By applying proteomic and imaging approaches they aim to identify novel members of the USH interactome to unravel common cellular pathways in which USH proteins are involved and provide candidates or modifier genes for USH and related retinal degenerations. In the third segment, groups will be developing treatment methods for the ophthalmologic component of the disease. They will evaluate two different approaches, gene augmentation and translational read-though, to treat the progressive retinal degeneration of Usher syndrome patients.
The scientists hope that the interdisciplinary collaboration will help further understanding of the clinical, genetic, and molecular background of Usher syndrome and will provide a valuable contribution to possible treatment approaches. The primary objective of the European research team is to improve the quality of life for Usher patients.Further information:
Petra Giegerich | idw
NYSCF researchers develop novel bioengineering technique for personalized bone grafts
18.07.2018 | New York Stem Cell Foundation
Pollen taxi for bacteria
18.07.2018 | Technische Universität München
For the first time ever, scientists have determined the cosmic origin of highest-energy neutrinos. A research group led by IceCube scientist Elisa Resconi, spokesperson of the Collaborative Research Center SFB1258 at the Technical University of Munich (TUM), provides an important piece of evidence that the particles detected by the IceCube neutrino telescope at the South Pole originate from a galaxy four billion light-years away from Earth.
To rule out other origins with certainty, the team led by neutrino physicist Elisa Resconi from the Technical University of Munich and multi-wavelength...
For the first time a team of researchers have discovered two different phases of magnetic skyrmions in a single material. Physicists of the Technical Universities of Munich and Dresden and the University of Cologne can now better study and understand the properties of these magnetic structures, which are important for both basic research and applications.
Whirlpools are an everyday experience in a bath tub: When the water is drained a circular vortex is formed. Typically, such whirls are rather stable. Similar...
Physicists working with Roland Wester at the University of Innsbruck have investigated if and how chemical reactions can be influenced by targeted vibrational excitation of the reactants.

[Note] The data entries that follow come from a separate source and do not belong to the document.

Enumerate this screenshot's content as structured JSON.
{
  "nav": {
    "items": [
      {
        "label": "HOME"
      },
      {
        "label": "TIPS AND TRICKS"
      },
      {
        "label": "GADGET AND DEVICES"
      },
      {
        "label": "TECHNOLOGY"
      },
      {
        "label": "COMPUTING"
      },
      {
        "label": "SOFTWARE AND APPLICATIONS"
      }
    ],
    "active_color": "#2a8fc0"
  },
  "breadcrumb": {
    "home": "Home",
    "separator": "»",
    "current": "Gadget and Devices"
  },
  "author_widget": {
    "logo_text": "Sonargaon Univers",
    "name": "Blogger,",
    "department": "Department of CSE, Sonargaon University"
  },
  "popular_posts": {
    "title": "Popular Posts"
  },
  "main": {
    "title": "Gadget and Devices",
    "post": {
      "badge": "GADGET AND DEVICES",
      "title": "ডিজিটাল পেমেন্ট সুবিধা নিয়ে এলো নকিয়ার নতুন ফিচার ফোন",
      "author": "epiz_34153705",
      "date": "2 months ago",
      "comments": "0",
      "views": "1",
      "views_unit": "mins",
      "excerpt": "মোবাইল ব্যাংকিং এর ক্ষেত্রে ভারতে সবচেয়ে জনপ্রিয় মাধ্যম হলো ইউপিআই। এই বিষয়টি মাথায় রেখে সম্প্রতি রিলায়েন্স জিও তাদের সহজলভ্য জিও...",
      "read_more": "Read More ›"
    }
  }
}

They were able to demonstrate that excitation with a laser beam does not affect the efficiency of a chemical exchange reaction and that the excited molecular group acts only as a spectator in the reaction.

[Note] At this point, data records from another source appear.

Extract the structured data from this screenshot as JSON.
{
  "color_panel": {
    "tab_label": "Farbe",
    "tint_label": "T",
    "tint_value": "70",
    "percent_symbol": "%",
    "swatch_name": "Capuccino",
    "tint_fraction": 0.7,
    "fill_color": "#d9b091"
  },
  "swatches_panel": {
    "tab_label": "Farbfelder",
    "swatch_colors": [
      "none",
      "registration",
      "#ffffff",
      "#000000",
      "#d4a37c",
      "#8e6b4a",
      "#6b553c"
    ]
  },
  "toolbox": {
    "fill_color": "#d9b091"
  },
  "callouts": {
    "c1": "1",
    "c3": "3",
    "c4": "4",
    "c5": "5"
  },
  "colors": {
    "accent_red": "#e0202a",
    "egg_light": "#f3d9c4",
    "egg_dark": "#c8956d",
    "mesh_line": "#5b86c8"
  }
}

A frequently used reaction in organic chemistry is nucleophilic substitution. It plays, for example, an important role in in the synthesis of new chemical...
Optical spectroscopy allows investigating the energy structure and dynamic properties of complex quantum systems. Researchers from the University of Würzburg present two new approaches of coherent two-dimensional spectroscopy.
"Put an excitation into the system and observe how it evolves." According to physicist Professor Tobias Brixner, this is the credo of optical spectroscopy....
Ultra-short, high-intensity X-ray flashes open the door to the foundations of chemical reactions. Free-electron lasers generate these kinds of pulses, but there is a catch: the pulses vary in duration and energy. An international research team has now presented a solution: Using a ring of 16 detectors and a circularly polarized laser beam, they can determine both factors with attosecond accuracy.
Free-electron lasers (FELs) generate extremely short and intense X-ray flashes. Researchers can use these flashes to resolve structures with diameters on the...
13.07.2018 | Event News
12.07.2018 | Event News
03.07.2018 | Event News
18.07.2018 | Materials Sciences
18.07.2018 | Life Sciences
18.07.2018 | Health and Medicine